Wednesday, September 15, 2010

A Find; and A Dish.

Last month, when a new Wegmans opened in our area, I just had to go there. For those of you who don't know of this food store, it is one of those in league with Whole foods and Trader Joe's. May even be slightly higher end than those. And I'd heard so much about this store from a friend....So I went there...hubby and girls in tow. And we looked and looked and looked. I just couldn't recognize anything in there. Not only the brand names they carry are different from the ones in a regular grocery store, but they had hundreds of things that I didn't know what they were.

" Are you going to buy anything or not?" asked my husband seeing that my shopping cart was gloriously empty after about a half hour, except for a water melon and a jar of almond butter.

Friday, September 25, 2009

Musings Sweet and Sour

It's the little things in life that make a big difference, a smile, a kind word or gesture, or even a thought can make your day.

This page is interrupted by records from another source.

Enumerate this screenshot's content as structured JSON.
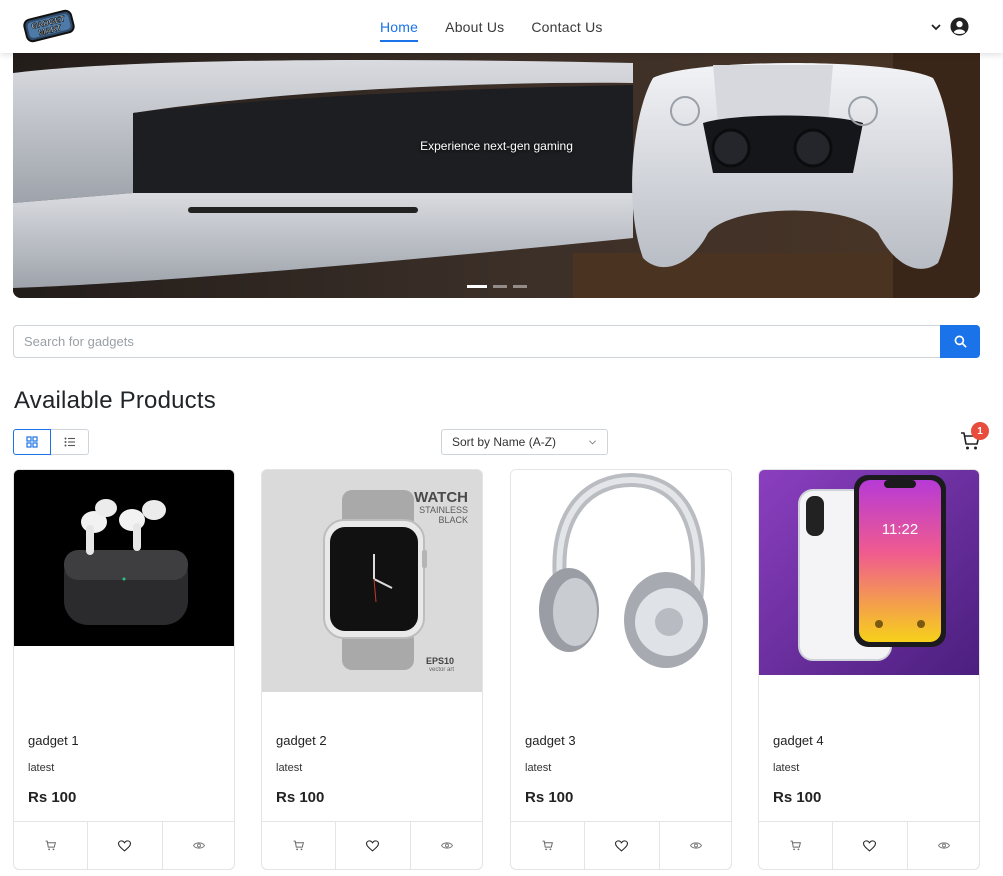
{
  "navbar": {
    "logo_text": "GADGET MART",
    "links": [
      {
        "label": "Home",
        "active": true
      },
      {
        "label": "About Us",
        "active": false
      },
      {
        "label": "Contact Us",
        "active": false
      }
    ],
    "icons": [
      "chevron-down-icon",
      "user-circle-icon"
    ]
  },
  "hero": {
    "caption": "Experience next-gen gaming",
    "slides": 3,
    "active_slide": 1
  },
  "search": {
    "placeholder": "Search for gadgets",
    "value": "",
    "button_icon": "search-icon"
  },
  "products_section": {
    "heading": "Available Products",
    "view_modes": [
      "grid",
      "list"
    ],
    "active_view": "grid",
    "sort": {
      "selected": "Sort by Name (A-Z)"
    },
    "cart_count": "1"
  },
  "products": [
    {
      "name": "gadget 1",
      "tag": "latest",
      "price": "Rs 100",
      "image": "airpods"
    },
    {
      "name": "gadget 2",
      "tag": "latest",
      "price": "Rs 100",
      "image": "watch",
      "image_text": {
        "title": "WATCH",
        "sub1": "STAINLESS",
        "sub2": "BLACK",
        "badge": "EPS10",
        "badge_sub": "vector art"
      }
    },
    {
      "name": "gadget 3",
      "tag": "latest",
      "price": "Rs 100",
      "image": "headphones"
    },
    {
      "name": "gadget 4",
      "tag": "latest",
      "price": "Rs 100",
      "image": "phone",
      "image_text": {
        "time": "11:22"
      }
    }
  ],
  "colors": {
    "accent": "#1a73e8",
    "badge": "#e74c3c",
    "border": "#e4e4e4"
  }
}
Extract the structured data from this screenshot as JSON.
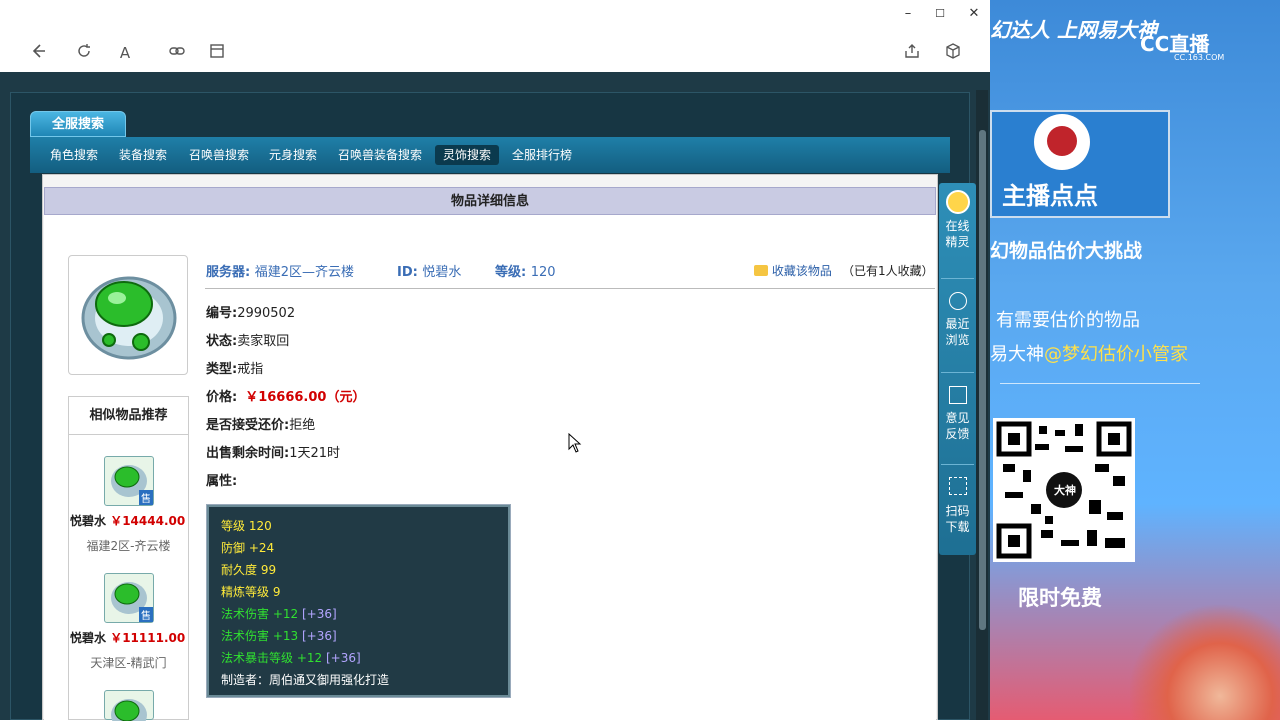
{
  "browser": {
    "window_controls": {
      "minimize": "–",
      "maximize": "☐",
      "close": "✕"
    },
    "nav_icons": [
      "back-icon",
      "refresh-icon",
      "font-icon",
      "link-icon",
      "tab-icon",
      "share-icon",
      "cube-icon"
    ]
  },
  "tabs": {
    "main": "全服搜索"
  },
  "nav": [
    "角色搜索",
    "装备搜索",
    "召唤兽搜索",
    "元身搜索",
    "召唤兽装备搜索",
    "灵饰搜索",
    "全服排行榜"
  ],
  "detail": {
    "header": "物品详细信息",
    "server_label": "服务器:",
    "server_value": "福建2区—齐云楼",
    "id_label": "ID:",
    "id_value": "悦碧水",
    "level_label": "等级:",
    "level_value": "120",
    "favorite": "收藏该物品",
    "favorite_count": "（已有1人收藏）",
    "number_label": "编号:",
    "number_value": "2990502",
    "status_label": "状态:",
    "status_value": "卖家取回",
    "type_label": "类型:",
    "type_value": "戒指",
    "price_label": "价格:",
    "price_value": "￥16666.00（元）",
    "bargain_label": "是否接受还价:",
    "bargain_value": "拒绝",
    "time_label": "出售剩余时间:",
    "time_value": "1天21时",
    "attr_label": "属性:"
  },
  "attributes": [
    {
      "text": "等级 120",
      "color": "#ffea3a"
    },
    {
      "text": "防御 +24",
      "color": "#ffea3a"
    },
    {
      "text": "耐久度 99",
      "color": "#ffea3a"
    },
    {
      "text": "精炼等级 9",
      "color": "#ffea3a"
    }
  ],
  "attributes_extra": [
    {
      "text": "法术伤害 +12",
      "bonus": "[+36]"
    },
    {
      "text": "法术伤害 +13",
      "bonus": "[+36]"
    },
    {
      "text": "法术暴击等级 +12",
      "bonus": "[+36]"
    }
  ],
  "maker": "制造者：周伯通又御用强化打造",
  "recommend": {
    "title": "相似物品推荐",
    "items": [
      {
        "name": "悦碧水",
        "price": "￥14444.00",
        "server": "福建2区-齐云楼"
      },
      {
        "name": "悦碧水",
        "price": "￥11111.00",
        "server": "天津区-精武门"
      }
    ],
    "sell_badge": "售"
  },
  "side_panel": [
    {
      "label1": "在线",
      "label2": "精灵",
      "icon": "sprite-icon"
    },
    {
      "label1": "最近",
      "label2": "浏览",
      "icon": "clock-icon"
    },
    {
      "label1": "意见",
      "label2": "反馈",
      "icon": "edit-icon"
    },
    {
      "label1": "扫码",
      "label2": "下载",
      "icon": "scan-icon"
    }
  ],
  "stream": {
    "top_banner": "幻达人 上网易大神",
    "cc_logo": "CC直播",
    "cc_url": "CC.163.COM",
    "host": "主播点点",
    "line1": "幻物品估价大挑战",
    "line2": "有需要估价的物品",
    "line3_a": "易大神",
    "line3_b": "@梦幻估价小管家",
    "qr_center": "大神",
    "free": "限时免费"
  }
}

I long for time to watch the sun and clouds, sit and do nothing or play with my kids without worrying about chores left undone, almost as much as I long for my mom's perfect come-home-to lunches during my growing up years. My mom, like everyone else's mom, was the greatest cook on earth. And I, like most of you (I hope), took her cooking for granted. She didn't have any recipes written down, and I had no interest in learning how to cook. At first, it didn't matter. I could cook the everyday stuff reasonably well, so we didn't go hungry. 

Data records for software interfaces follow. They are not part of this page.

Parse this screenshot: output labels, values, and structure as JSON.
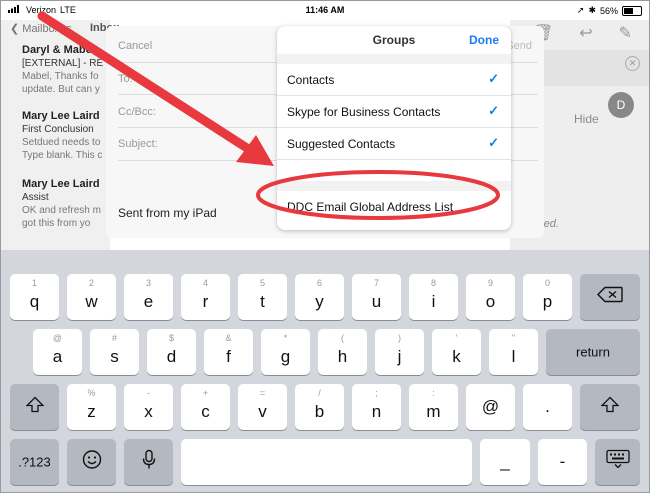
{
  "status_bar": {
    "carrier": "Verizon",
    "network": "LTE",
    "time": "11:46 AM",
    "battery": "56%"
  },
  "mail_nav": {
    "back_label": "Mailboxes",
    "inbox_label": "Inbox"
  },
  "mails": [
    {
      "sender": "Daryl & Mabel",
      "subject": "[EXTERNAL] - RE",
      "preview1": "Mabel, Thanks fo",
      "preview2": "update. But can y"
    },
    {
      "sender": "Mary Lee Laird",
      "subject": "First Conclusion",
      "preview1": "Setdued needs to",
      "preview2": "Type blank. This c"
    },
    {
      "sender": "Mary Lee Laird",
      "subject": "Assist",
      "preview1": "OK and refresh m",
      "preview2": "got this from yo"
    }
  ],
  "reading": {
    "hide_label": "Hide",
    "avatar_initial": "D",
    "tail_text": "red."
  },
  "compose": {
    "cancel_label": "Cancel",
    "to_label": "To:",
    "ccbcc_label": "Cc/Bcc:",
    "subject_label": "Subject:",
    "signature": "Sent from my iPad",
    "send_label": "Send"
  },
  "groups_popover": {
    "title": "Groups",
    "done_label": "Done",
    "items": [
      {
        "label": "Contacts",
        "checked": "✓"
      },
      {
        "label": "Skype for Business Contacts",
        "checked": "✓"
      },
      {
        "label": "Suggested Contacts",
        "checked": "✓"
      }
    ],
    "extra_item": "DDC Email Global Address List"
  },
  "keyboard": {
    "row1": [
      {
        "main": "q",
        "sub": "1"
      },
      {
        "main": "w",
        "sub": "2"
      },
      {
        "main": "e",
        "sub": "3"
      },
      {
        "main": "r",
        "sub": "4"
      },
      {
        "main": "t",
        "sub": "5"
      },
      {
        "main": "y",
        "sub": "6"
      },
      {
        "main": "u",
        "sub": "7"
      },
      {
        "main": "i",
        "sub": "8"
      },
      {
        "main": "o",
        "sub": "9"
      },
      {
        "main": "p",
        "sub": "0"
      }
    ],
    "row2": [
      {
        "main": "a",
        "sub": "@"
      },
      {
        "main": "s",
        "sub": "#"
      },
      {
        "main": "d",
        "sub": "$"
      },
      {
        "main": "f",
        "sub": "&"
      },
      {
        "main": "g",
        "sub": "*"
      },
      {
        "main": "h",
        "sub": "("
      },
      {
        "main": "j",
        "sub": ")"
      },
      {
        "main": "k",
        "sub": "'"
      },
      {
        "main": "l",
        "sub": "\""
      }
    ],
    "row3": [
      {
        "main": "z",
        "sub": "%"
      },
      {
        "main": "x",
        "sub": "-"
      },
      {
        "main": "c",
        "sub": "+"
      },
      {
        "main": "v",
        "sub": "="
      },
      {
        "main": "b",
        "sub": "/"
      },
      {
        "main": "n",
        "sub": ";"
      },
      {
        "main": "m",
        "sub": ":"
      },
      {
        "main": "@",
        "sub": ""
      },
      {
        "main": ".",
        "sub": ""
      }
    ],
    "return_label": "return",
    "numbers_label": ".?123",
    "underscore_label": "_",
    "dash_label": "-"
  },
  "annotation_color": "#e8393f"
}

But then, as years passed, that nostalgia for mom's food came out of shadows and took on giantesque proportions. We ate out, I tried to cook like ma, but it wasn't the same. It was never the same. I could never figure out the little something that made my mom's cooking so extra special. So, please forgive me if I bang my own drum to inform you that I've finally perfected ma's technique of making this sweet and sour imli chutney. On second thoughts, I might even have beat her to it.....(okay guys back off, I was just kidding! I know I can't be better than my own mother....). This common accompaniment to most Indian snacks and chaats is surprisingly simple and almost makes itself once you get the ingredients together. 
Imly and date Chutney 
Imly (Tamarind) 100g 
Gur (Jaggery) 75g or to taste 
Kala Namak 1tbsp/ to taste 
Red chilli powder 1/2 tbsp/to taste 
Sultanas/ Raisins A fistful 
Dates about 10, pitted and chopped 
Fresh pomegranate seeds about 1/4 cup (optional) 

  1. The tamarind I used is available as a block in most Indian grocery stores. I took half of this block and soaked it in about 300ml water for 3-4hrs. When the tamarind softens, mash it in your palms and separate the seeds and fibers from the pulp. You can add more water and soak for an additional 1h (or even overnight) if you wish.
  2. Pass the tamarind paste through a large mesh soup strainer. Collect the tamarind water, and try to separate as much pulp as you can. 
  3. That's it, like I said, this chutney will cook itself. Add the salt and half of gur to tamarind water, and cook on low heat for about 20 min with occassional stirring. 
  4. Taste the chutney, add the rest of the gur, dates and raisins and keep cooking till the volume is reduced to half. You might want to do an occasional taste test and add the gur slowly, since both raisins and dates will also contribute to the sweetness. 
  5. And lastly, add the fresh pomegranate seeds just before you turn off the stove, and your chutney is ready! The little things that made a big difference in the chutney this time ( I think),
  1. Separating tamarind from seeds rather than the ready-to-use paste that I always used. I think the little fiber that remains from tamarind block adds to the texture and taste.
  2. Kala Namak or black rock salt instead of regular salt
  3. And finally, the pomegranate!
I've finally hit the taste-pot with this one! Linked to Pickles & Chutneys Event.